5 More Lost Yorkshire Places

After the fantastic response from our first post about lost Yorkshire villages we have decided to create another article featuring five more lost communities across our County.

1. Lotherton – The village swallowed by its hall

Lotherton Hall – Mike Kirkby

The only thing that remains of the village of Lotherton is of course its hall and medieval chapel, which now houses a well known bird garden. In Medieval Times it was a village , known as Lutterington and Lutterton and carried on being a settlement in its own right into the 19th Century. Over the beginning of this century the village, decreased in size, leaving only the hall grounds and a few farms by 1840. The remains of Lotherton village were amalgamated into neighbouring Aberford in 1908 and is now famous only for its hall and bird garden.


   2. Magnum – The quarry hamlet

Land near the disused Magnum quarry at Hade Edge. Picture credit: John Fielding wikipedia creative commons
Land near the disused Magnum quarry at Hade Edge. Picture credit: John Fielding wikipedia creative commons

This hamlet, just outside the village of Hade Edge near Holmfirth was built for the workers of a local sandstone quarry, called Magnum Bonum, which opened in the 1830s. Originally there were nine stonemasons who moved here and brought with them labourers, builders and their families to form the small community of Magnum. At its height there was a pub, church, Sunday school and Mission Hall, which were used by the sixty residents who worked at the quarry. Unfortunately once the work dried up at the quarry so did the village. By the 1950s the church and other buildings were demolished, leaving piles of stones on the moorland where it once stood.

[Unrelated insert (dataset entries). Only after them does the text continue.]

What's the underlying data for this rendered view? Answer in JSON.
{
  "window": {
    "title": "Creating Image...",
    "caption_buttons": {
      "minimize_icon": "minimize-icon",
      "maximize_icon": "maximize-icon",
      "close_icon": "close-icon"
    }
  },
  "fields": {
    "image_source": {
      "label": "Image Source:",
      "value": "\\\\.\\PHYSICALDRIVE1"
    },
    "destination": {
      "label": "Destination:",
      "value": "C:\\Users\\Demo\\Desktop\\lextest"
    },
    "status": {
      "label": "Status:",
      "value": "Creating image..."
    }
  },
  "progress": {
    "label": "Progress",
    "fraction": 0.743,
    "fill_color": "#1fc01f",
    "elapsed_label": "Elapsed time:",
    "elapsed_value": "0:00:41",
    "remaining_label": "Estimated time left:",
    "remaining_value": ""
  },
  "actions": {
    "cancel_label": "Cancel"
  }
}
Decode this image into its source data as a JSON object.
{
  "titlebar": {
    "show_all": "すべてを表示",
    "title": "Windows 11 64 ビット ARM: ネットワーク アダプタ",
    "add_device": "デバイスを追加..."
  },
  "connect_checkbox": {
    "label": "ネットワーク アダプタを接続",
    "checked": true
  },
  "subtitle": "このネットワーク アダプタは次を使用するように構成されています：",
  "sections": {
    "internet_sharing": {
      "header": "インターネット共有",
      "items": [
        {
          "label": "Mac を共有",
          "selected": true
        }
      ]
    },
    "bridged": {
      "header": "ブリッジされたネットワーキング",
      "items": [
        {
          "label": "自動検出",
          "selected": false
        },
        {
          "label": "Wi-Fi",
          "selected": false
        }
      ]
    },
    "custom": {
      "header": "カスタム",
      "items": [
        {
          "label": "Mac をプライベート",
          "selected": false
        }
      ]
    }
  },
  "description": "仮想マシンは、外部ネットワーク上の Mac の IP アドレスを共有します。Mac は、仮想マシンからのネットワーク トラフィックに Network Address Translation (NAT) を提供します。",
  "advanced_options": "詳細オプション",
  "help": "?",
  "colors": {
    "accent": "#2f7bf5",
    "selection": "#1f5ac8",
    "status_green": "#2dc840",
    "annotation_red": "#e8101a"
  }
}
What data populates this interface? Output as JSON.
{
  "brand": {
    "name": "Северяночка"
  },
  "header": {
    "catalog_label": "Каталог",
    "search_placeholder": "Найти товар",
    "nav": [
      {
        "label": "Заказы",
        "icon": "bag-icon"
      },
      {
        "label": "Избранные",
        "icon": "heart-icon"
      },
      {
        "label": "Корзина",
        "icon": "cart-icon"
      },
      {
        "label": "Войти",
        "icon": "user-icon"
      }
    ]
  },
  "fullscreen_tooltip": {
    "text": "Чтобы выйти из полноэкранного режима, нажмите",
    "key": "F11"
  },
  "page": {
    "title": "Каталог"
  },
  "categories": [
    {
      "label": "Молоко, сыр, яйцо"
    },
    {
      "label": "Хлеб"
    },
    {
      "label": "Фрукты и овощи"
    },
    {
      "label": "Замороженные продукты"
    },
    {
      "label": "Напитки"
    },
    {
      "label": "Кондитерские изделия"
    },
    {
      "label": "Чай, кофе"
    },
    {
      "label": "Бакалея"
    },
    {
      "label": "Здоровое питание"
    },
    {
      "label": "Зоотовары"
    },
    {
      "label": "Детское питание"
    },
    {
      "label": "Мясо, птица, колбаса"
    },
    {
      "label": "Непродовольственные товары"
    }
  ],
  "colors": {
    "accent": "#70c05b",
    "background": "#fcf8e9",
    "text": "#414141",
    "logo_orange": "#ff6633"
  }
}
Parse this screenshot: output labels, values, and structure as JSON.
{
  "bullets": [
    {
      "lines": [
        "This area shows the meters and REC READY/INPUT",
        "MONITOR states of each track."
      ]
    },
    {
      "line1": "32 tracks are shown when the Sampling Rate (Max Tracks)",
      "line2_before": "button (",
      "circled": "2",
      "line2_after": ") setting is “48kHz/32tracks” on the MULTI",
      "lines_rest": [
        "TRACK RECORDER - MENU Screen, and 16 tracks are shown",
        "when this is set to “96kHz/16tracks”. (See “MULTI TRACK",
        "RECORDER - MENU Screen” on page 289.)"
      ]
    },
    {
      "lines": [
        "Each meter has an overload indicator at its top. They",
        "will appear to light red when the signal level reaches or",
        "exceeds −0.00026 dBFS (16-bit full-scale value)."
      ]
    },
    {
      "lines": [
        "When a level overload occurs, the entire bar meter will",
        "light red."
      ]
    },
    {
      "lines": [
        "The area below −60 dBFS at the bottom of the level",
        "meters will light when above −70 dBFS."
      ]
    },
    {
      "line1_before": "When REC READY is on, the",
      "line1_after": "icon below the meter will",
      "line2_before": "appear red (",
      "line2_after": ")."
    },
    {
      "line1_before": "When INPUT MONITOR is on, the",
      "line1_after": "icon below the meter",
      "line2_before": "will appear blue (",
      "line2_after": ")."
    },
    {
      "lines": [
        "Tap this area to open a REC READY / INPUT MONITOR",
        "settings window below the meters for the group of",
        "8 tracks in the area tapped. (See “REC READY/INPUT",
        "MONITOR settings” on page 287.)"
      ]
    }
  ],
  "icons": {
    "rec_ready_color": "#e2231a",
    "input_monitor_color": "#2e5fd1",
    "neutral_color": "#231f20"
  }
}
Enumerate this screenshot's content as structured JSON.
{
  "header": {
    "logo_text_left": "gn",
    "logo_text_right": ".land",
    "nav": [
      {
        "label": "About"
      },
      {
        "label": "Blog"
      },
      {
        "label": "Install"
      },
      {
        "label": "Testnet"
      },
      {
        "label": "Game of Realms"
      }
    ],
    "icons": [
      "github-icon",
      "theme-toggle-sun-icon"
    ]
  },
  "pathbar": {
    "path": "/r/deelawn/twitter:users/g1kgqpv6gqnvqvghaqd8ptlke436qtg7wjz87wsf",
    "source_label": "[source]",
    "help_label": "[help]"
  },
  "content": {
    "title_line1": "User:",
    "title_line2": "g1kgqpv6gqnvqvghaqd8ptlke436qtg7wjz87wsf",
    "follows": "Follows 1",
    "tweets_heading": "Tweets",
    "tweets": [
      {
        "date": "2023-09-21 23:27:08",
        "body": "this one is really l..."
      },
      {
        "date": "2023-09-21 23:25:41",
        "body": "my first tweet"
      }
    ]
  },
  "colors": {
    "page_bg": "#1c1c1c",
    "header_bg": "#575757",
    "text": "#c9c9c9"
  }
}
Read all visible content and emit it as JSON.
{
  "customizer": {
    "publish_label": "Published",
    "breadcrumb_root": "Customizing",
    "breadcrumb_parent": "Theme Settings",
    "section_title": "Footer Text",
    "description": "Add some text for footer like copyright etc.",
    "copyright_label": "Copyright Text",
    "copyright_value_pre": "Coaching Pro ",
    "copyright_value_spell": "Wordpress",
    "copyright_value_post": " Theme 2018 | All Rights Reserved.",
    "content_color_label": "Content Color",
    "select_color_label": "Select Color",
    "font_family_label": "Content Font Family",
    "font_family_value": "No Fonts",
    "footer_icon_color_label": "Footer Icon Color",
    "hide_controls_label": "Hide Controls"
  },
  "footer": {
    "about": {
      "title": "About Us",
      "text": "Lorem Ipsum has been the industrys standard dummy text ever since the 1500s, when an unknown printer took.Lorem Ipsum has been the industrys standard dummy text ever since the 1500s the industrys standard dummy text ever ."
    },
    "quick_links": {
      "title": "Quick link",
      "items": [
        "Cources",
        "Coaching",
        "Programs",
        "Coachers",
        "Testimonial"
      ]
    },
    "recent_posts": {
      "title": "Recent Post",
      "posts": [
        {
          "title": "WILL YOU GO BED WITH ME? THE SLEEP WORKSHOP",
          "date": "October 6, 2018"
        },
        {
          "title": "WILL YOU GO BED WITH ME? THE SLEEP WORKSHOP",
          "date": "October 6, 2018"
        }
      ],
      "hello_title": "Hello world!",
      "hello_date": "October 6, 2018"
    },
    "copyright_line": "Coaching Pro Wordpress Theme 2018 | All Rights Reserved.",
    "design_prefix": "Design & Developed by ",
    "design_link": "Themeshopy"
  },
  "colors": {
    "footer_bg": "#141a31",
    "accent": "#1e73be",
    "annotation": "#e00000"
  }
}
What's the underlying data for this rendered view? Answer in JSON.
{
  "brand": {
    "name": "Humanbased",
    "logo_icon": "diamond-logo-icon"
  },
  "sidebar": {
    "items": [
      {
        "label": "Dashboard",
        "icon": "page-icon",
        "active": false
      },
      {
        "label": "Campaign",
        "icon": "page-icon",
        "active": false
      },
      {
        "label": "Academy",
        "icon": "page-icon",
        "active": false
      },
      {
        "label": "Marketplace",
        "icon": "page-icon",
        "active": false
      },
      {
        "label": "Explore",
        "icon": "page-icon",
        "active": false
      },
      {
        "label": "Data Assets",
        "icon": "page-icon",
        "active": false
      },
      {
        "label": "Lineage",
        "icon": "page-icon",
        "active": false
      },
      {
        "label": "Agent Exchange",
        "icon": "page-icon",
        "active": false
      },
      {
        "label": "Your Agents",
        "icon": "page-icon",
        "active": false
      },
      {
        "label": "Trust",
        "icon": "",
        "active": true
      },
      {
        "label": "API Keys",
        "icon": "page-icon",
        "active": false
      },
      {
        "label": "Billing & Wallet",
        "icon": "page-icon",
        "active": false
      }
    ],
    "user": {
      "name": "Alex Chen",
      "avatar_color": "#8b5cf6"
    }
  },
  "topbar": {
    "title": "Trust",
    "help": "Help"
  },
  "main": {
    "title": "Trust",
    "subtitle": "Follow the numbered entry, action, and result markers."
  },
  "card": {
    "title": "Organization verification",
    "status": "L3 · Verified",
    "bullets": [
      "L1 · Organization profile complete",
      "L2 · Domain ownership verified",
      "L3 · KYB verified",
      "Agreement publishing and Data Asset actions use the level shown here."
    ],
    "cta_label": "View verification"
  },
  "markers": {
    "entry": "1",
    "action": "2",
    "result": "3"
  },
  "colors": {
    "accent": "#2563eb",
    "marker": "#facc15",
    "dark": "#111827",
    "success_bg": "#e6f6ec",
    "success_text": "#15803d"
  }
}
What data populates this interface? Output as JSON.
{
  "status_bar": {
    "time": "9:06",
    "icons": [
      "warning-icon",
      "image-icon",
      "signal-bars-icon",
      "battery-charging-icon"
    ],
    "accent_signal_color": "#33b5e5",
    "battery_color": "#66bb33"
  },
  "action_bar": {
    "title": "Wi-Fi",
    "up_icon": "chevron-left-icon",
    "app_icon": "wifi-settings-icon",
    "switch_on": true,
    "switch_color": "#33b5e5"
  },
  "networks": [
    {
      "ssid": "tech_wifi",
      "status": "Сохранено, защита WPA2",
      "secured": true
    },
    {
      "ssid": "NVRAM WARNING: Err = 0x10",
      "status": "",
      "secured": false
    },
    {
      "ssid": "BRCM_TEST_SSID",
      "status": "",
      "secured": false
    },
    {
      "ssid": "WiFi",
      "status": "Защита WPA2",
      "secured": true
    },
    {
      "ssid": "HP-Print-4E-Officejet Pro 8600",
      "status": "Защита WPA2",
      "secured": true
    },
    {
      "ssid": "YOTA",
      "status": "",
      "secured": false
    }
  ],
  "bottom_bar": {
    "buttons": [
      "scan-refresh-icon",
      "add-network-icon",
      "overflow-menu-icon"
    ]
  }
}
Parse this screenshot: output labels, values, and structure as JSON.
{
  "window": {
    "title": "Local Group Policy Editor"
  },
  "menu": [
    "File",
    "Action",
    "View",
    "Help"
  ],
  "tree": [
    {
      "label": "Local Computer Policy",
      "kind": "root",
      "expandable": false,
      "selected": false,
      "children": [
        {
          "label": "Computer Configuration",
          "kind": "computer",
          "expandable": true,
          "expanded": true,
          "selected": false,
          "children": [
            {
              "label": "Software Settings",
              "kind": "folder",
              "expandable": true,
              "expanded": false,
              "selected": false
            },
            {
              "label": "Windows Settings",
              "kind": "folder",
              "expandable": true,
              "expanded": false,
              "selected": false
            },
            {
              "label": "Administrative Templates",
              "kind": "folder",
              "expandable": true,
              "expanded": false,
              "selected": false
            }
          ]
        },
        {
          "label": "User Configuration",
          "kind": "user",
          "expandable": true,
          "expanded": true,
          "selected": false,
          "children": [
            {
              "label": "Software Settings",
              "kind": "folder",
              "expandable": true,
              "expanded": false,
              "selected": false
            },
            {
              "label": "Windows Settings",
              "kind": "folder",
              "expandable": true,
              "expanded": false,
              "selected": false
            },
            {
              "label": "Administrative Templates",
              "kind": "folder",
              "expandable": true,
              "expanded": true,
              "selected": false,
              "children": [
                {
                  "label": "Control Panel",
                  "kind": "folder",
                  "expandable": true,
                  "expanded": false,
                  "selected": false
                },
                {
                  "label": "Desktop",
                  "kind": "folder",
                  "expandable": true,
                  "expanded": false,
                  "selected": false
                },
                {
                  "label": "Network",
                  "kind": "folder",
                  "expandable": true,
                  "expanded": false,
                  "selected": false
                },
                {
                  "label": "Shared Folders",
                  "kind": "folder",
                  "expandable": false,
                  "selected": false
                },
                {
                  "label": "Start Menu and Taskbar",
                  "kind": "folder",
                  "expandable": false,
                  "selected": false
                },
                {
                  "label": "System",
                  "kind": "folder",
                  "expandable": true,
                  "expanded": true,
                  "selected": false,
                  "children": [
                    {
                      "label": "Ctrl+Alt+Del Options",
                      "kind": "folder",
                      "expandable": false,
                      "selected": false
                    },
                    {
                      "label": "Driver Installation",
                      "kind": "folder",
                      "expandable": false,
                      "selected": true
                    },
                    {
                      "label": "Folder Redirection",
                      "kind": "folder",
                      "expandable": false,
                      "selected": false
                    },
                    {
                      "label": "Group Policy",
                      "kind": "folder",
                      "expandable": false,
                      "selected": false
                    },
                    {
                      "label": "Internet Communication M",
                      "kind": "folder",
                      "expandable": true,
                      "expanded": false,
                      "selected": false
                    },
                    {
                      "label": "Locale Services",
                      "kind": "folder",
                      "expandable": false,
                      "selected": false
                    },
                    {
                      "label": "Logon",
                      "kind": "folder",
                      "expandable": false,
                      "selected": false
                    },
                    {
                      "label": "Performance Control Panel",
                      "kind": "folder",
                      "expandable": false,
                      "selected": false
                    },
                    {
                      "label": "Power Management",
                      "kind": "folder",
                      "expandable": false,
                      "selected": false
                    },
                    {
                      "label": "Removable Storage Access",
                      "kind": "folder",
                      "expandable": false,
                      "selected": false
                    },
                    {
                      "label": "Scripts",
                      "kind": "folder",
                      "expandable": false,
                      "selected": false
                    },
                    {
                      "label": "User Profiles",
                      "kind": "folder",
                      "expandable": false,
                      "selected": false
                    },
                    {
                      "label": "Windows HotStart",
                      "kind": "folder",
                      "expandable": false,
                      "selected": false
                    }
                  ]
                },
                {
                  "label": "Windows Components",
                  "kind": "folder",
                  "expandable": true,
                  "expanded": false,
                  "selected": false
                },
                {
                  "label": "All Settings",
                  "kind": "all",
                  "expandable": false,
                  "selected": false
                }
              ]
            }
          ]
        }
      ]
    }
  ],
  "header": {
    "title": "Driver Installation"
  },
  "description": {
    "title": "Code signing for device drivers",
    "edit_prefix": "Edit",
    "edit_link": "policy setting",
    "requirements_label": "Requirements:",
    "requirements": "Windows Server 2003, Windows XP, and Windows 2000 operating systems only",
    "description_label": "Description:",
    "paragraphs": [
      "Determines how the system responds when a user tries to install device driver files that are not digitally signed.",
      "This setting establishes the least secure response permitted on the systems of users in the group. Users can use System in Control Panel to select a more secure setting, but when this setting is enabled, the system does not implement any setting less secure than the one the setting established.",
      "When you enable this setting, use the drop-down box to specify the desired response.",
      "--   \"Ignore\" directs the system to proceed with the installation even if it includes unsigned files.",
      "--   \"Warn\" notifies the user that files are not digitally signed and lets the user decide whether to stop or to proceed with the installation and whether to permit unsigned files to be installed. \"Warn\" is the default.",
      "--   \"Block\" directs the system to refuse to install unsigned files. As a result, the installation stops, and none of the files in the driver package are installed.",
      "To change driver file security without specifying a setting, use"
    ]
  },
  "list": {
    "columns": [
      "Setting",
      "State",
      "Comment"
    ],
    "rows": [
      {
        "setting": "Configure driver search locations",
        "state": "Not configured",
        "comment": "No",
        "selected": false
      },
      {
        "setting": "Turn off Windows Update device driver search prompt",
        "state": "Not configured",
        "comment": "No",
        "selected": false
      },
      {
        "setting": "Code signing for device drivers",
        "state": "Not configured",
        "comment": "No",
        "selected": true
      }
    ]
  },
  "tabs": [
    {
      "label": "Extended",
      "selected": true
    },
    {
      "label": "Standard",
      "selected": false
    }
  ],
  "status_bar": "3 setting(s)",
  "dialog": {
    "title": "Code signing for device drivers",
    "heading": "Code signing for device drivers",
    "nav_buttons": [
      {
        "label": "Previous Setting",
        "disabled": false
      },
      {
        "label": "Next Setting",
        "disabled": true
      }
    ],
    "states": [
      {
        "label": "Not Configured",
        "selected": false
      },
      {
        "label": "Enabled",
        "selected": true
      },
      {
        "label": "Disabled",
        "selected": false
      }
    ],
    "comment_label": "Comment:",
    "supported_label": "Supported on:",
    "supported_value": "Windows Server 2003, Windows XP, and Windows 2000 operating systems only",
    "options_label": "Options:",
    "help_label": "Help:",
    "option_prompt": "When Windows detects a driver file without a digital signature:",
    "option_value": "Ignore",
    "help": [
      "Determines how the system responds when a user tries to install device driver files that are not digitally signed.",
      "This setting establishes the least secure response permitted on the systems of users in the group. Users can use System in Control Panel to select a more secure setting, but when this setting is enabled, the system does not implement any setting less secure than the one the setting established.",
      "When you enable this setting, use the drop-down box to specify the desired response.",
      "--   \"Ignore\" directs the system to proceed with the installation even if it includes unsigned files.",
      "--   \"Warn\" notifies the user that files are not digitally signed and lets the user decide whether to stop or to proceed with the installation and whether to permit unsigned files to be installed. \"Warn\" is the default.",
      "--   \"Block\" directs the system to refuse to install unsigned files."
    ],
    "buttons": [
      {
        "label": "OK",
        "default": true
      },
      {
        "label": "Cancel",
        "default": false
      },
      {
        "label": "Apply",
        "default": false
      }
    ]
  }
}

3.Tanshelf – Disappeared with the mines

The lost village of Tanshelf was situated on the edge of Pontefract and had a long history. It played a part in Royal history, when King Edred met with the ruling Council for Northumbria in the year 947 to try and obtain their support against the invading Vikings. Tanshelf was also mentioned in the Domesday book as a village in the region of Pontefract with a population of around 101 people, making it a sizeable village for its day complete with its church, fishery and mills.

Moving forward several centuries to the Industrial Revolution, Tanshelf became a mining village and several terraced houses were built in the 1870s to house the pit workers and their families at the nearby Prince of Wales Colliery. The area was known for its close knit community spirit where everyone knew each other, until it was demolished in 1971 and replaced by the Tanshelf Industrial Estate. In modern day Tanshelf the road patterns are still the same but the only things that remain are the train station and the Queen Hotel, which are now flats.

4.Arras – Home of the Iron Age barrows

Excavation at Arras, East Yorkshire – MAP Archeology

The ancient settlement of Arras, just outside Market Weighton had the most significance in ancient times. There have been many discoveries near this abandoned settlement which suggests human activity dating up to the 15th Century. Taxation records suggest that Arras had a population in excess of 35 people. The most notable event in its history was the discovery of an Iron Age “barrow cemetery,” known as the “Arras Culture in 1815.

Across three fields in Arras, one hundred barrows and chariots were found buried beneath the ground. These are on display at the British and Yorkshire Museums. Further excavations around the site of Arras uncovered pottery dating from the 15th Century and the possible site of a chapel.

5.Owthorne – Bodies washed on the shore

Owthorne church perched on the end of a cliff before its demise around 1838

Owthorne is one of the many lost Yorkshire villages which lay under the North Sea. Having watched surrounding villages on the coast meeting a watery end, the villagers of Owthorne took steps to ensure the same thing did not happen to them. In 1793 the church stood just 12ft from the sea and so some of the gravestones were dug up and buried elsewhere.

Owthorne hung on for a few years, until it finally perished around 1838, where the remaining bodies from, the graveyard washed up on the beach. Traces of the old village that remained were amalgamated with nearby Withernsea and the old mere, which stood between the two settlements, are now the Valley Gardens.